■ WORK ITEM ■
Would you pull out every line of the material that contains the string "kind"?

■ DATA SECTION ■

"""

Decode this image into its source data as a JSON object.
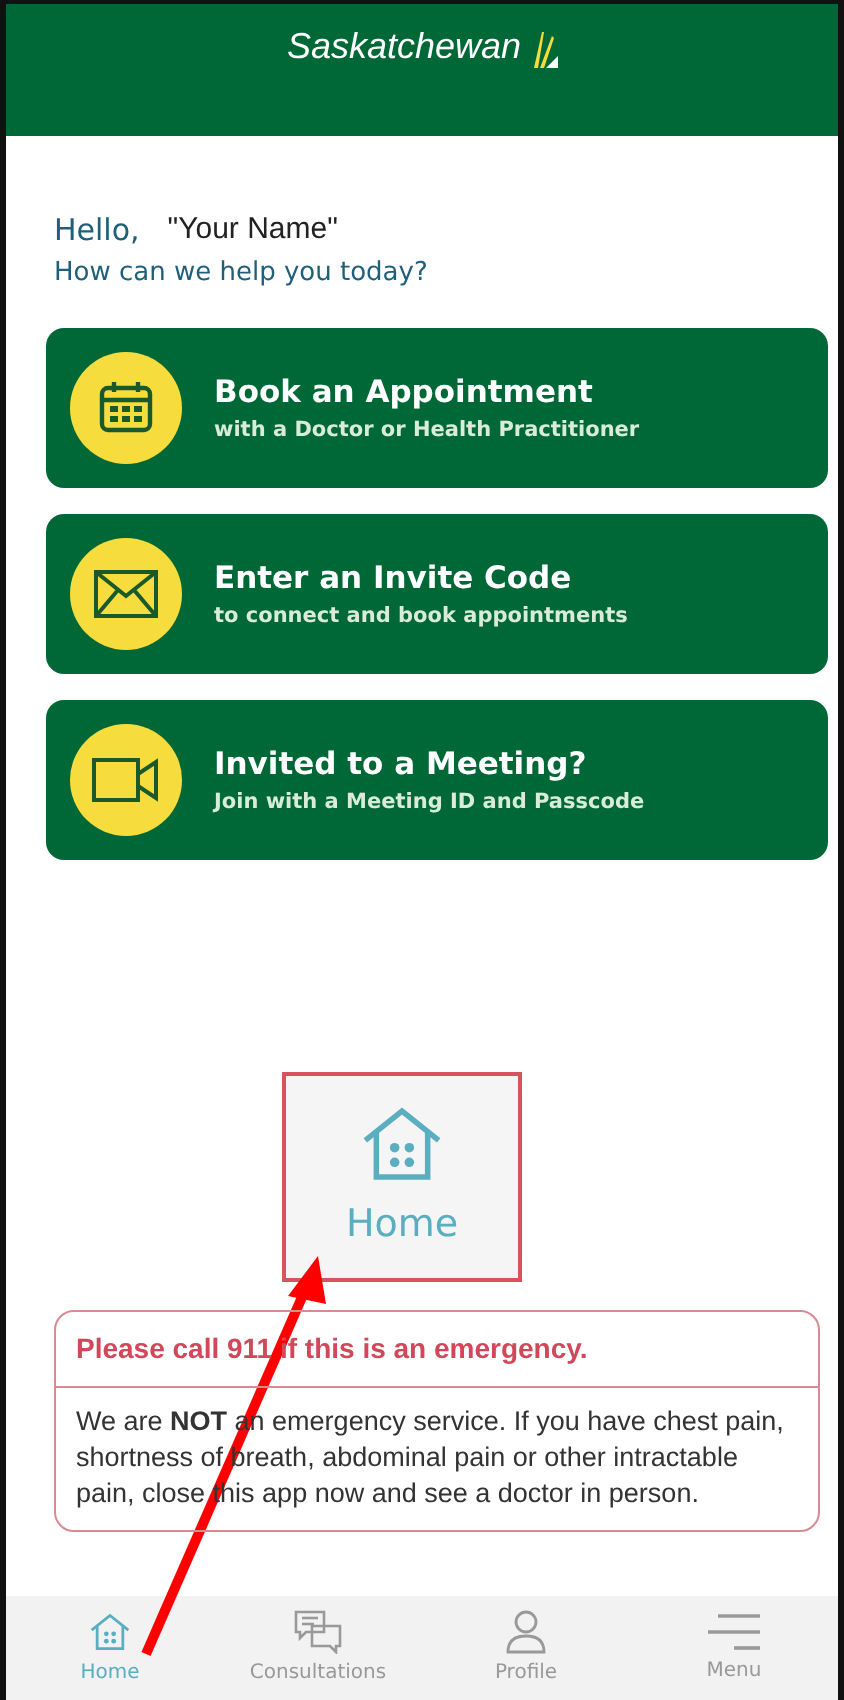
{
  "header": {
    "logo": "Saskatchewan"
  },
  "greeting": {
    "hello": "Hello,",
    "name": "\"Your Name\"",
    "prompt": "How can we help you today?"
  },
  "actions": [
    {
      "kind": "calendar",
      "title": "Book an Appointment",
      "subtitle": "with a Doctor or Health Practitioner"
    },
    {
      "kind": "envelope",
      "title": "Enter an Invite Code",
      "subtitle": "to connect and book appointments"
    },
    {
      "kind": "video",
      "title": "Invited to a Meeting?",
      "subtitle": "Join with a Meeting ID and Passcode"
    }
  ],
  "callout": {
    "label": "Home"
  },
  "notice": {
    "title": "Please call 911 if this is an emergency.",
    "body": "We are **NOT** an emergency service. If you have chest pain, shortness of breath, abdominal pain or other intractable pain, close this app now and see a doctor in person."
  },
  "nav": [
    {
      "kind": "home",
      "label": "Home",
      "selected": true
    },
    {
      "kind": "chat",
      "label": "Consultations",
      "selected": false
    },
    {
      "kind": "profile",
      "label": "Profile",
      "selected": false
    },
    {
      "kind": "menu",
      "label": "Menu",
      "selected": false
    }
  ]
}
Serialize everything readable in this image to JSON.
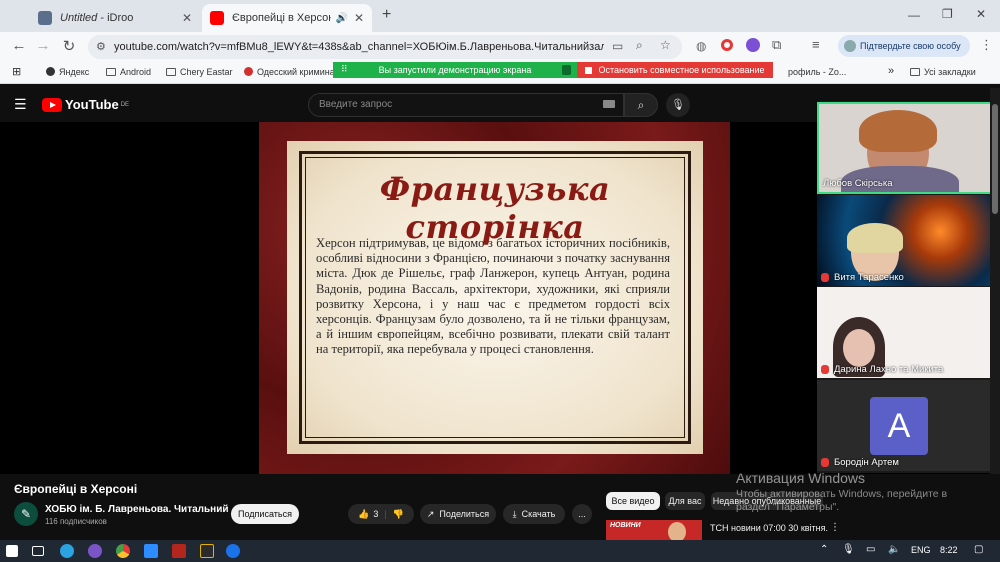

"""

■ PROBLEM SOLUTION ■
      "kind": "calendar",
      "kind": "envelope",
      "kind": "video",
      "kind": "home",
      "kind": "chat",
      "kind": "profile",
      "kind": "menu",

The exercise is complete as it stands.